“ Patients of the Future” are connecting. Get on the Cluetrain.
The old pathways are dying. New ones are growing. Get with it or miss the train.
Part 2: The Cluetrain
Cluetrain Manifesto, 1999: “Markets are Conversations”
30 years ago the “marketing funnel” was this: (Graphics by Forrester)
Today’s buyer progresses like this: (This is chaos – you can’t control it. Just gotta jump in and swim with the people.)
“ Authoritative information” in medicine is changing
“ After 30 years of practicing peer review and 15 years of studying it experimentally, I’m unconvinced of its value.”
“ Evidence on the upside of peer review is sparse, whereas evidence on the downside is abundant”
“ Most of what appears in peer reviewed journals is scientifically weak”
Richard Smith, 25 year editor of the British Medical Journal
Part 3: Authority is changing
MedScape founder Peter Frishauf ’s sidebar comment on Smith’s essay:
“ If ever there was a case of becoming a vegetarian after working in the slaughterhouse it is that of Richard Smith.
“ Better than anyone, Smith uses evidence and experience to demolish any confidence one might still have in traditional medical peer review.”
What does Frishauf propose? Reputation systems. (Like Amazon and eBay. Per Esther Dyson’s Release 1.0, October 2003)
I said “Your time will come.” Mine did. Part 4: Personal Relevance
The Incidental Finding Routine shoulder x-ray, Jan. 2, 2007 “ Your shoulder will be fine … but there’s something in your lung” The shadow was a golf-ball size tumor: kidney cancer that had spread throughout the body
“ Textbook” Stage IV, Grade 4 Renal Cell Carcinoma My lesions matched the numbered ones on this illustration on Proleukin.com. I added other marks to show where mine were. Just before treatment started, the cancer erupted from my tongue.
My Googling said:
“ Outlook is bleak”
“ Prognosis is grim”
“ Median survival: 24 weeks”
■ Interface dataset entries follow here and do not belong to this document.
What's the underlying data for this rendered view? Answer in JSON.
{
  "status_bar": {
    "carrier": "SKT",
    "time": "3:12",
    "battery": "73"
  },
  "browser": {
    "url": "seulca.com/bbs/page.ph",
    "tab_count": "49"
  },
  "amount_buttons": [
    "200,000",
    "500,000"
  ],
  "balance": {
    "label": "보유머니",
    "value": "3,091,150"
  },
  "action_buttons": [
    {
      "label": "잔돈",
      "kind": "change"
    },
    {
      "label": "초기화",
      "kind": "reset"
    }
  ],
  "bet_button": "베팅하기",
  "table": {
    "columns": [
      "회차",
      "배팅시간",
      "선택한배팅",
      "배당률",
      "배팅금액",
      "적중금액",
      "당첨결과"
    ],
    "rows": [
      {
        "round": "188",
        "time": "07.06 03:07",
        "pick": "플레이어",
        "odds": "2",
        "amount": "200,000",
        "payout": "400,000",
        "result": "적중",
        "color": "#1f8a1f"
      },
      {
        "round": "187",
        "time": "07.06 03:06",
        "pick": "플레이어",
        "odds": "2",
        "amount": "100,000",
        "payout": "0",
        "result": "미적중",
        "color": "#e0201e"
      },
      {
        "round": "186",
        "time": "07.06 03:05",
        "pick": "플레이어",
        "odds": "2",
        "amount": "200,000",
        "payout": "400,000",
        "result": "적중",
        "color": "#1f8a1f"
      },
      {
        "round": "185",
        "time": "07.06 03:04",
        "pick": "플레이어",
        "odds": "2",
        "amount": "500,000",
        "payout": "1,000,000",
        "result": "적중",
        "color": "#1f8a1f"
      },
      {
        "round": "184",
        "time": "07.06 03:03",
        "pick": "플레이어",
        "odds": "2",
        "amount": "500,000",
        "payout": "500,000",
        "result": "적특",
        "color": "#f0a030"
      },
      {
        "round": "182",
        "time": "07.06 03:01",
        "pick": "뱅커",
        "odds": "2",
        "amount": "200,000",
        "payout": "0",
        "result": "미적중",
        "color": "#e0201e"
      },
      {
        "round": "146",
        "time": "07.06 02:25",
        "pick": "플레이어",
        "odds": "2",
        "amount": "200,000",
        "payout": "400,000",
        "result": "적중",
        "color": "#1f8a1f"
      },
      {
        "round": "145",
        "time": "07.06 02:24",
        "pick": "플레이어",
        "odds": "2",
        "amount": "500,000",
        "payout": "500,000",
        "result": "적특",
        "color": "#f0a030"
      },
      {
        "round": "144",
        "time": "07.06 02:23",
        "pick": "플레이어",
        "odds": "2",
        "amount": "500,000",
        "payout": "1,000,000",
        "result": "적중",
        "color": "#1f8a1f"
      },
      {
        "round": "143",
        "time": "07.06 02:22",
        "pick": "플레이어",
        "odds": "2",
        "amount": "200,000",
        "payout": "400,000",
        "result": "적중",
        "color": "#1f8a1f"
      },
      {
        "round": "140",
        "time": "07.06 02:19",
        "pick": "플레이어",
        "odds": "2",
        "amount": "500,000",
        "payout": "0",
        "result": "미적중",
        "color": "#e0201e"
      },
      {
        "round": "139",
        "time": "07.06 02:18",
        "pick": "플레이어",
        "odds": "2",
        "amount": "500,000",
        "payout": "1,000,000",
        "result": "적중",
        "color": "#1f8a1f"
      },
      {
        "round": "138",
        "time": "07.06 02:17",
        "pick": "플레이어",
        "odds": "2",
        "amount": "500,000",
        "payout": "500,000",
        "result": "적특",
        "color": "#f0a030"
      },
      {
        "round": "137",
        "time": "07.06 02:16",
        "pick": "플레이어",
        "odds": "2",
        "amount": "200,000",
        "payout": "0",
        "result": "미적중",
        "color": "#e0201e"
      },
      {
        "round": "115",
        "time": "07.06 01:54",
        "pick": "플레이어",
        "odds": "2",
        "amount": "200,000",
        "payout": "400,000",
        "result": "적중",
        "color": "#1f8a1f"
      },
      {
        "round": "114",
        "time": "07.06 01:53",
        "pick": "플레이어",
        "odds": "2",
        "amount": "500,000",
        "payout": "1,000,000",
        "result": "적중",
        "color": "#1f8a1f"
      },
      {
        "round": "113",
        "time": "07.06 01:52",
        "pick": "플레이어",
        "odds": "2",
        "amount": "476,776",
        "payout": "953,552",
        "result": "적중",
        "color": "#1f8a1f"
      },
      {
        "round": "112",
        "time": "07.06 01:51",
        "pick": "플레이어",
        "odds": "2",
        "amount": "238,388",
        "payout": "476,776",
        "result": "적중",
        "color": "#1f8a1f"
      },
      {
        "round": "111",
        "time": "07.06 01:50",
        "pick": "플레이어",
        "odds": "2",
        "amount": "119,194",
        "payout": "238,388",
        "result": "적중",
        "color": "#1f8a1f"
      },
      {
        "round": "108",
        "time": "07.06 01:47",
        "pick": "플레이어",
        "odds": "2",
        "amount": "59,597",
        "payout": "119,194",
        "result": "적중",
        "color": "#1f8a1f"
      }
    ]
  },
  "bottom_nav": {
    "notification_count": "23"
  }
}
After the shock you’re left with the question: What are my options? What can I do?
Get engaged. Get it in gear. Do everything you can. Go “e.”
E-Patient Activity 1 : Reading (and sharing) my hospital data online
E-Patient Activity 2: “My doctor prescribed ACOR” (Community of my patient peers)
Please: 1% for the patients. Patient communities do a whole lot of good for a little bit of cash. They’re NOT free. Whatever we spend, let’s set aside just 1% to help patient communities help themselves.
E-Patient Activity 3: My own social support network (CaringBridge.org - family and friends - journal & guestbook)
Look: genuine value is being generated outside our perceived ecosystem.
Ignore this shift in the ecosystem at your peril.
Part 5: Connecting the Dots Engaged patients are also finding value and advice in communities and networks. “Off the radar” Conventional view of healthcare economics is about what providers do (and could do) to create and deliver value
Think about this: How do you establish an influential role in these e-patient conversations?
2.8 Years in Pictures… December 2006 – dying of cancer and didn’t know it October 2007 – office Halloween party September – the engaged patient becomes a first-time fundrider! my bone surgeon, and my leg with “make-up” May 2009 – with Mom at my daughter’s wedding
ePatientDave.com: Patient Engagement consulting, speaking, analysis, social media
Engage Authentically. Earn Love. Be Known. dave@ePatientDave.com @ePatientDave delicious.com/ePatientDave facebook.com/ePatientDave Join the Society: ParticipatoryMedicine.org Read the Journal (free): JoPM.org Submit articles!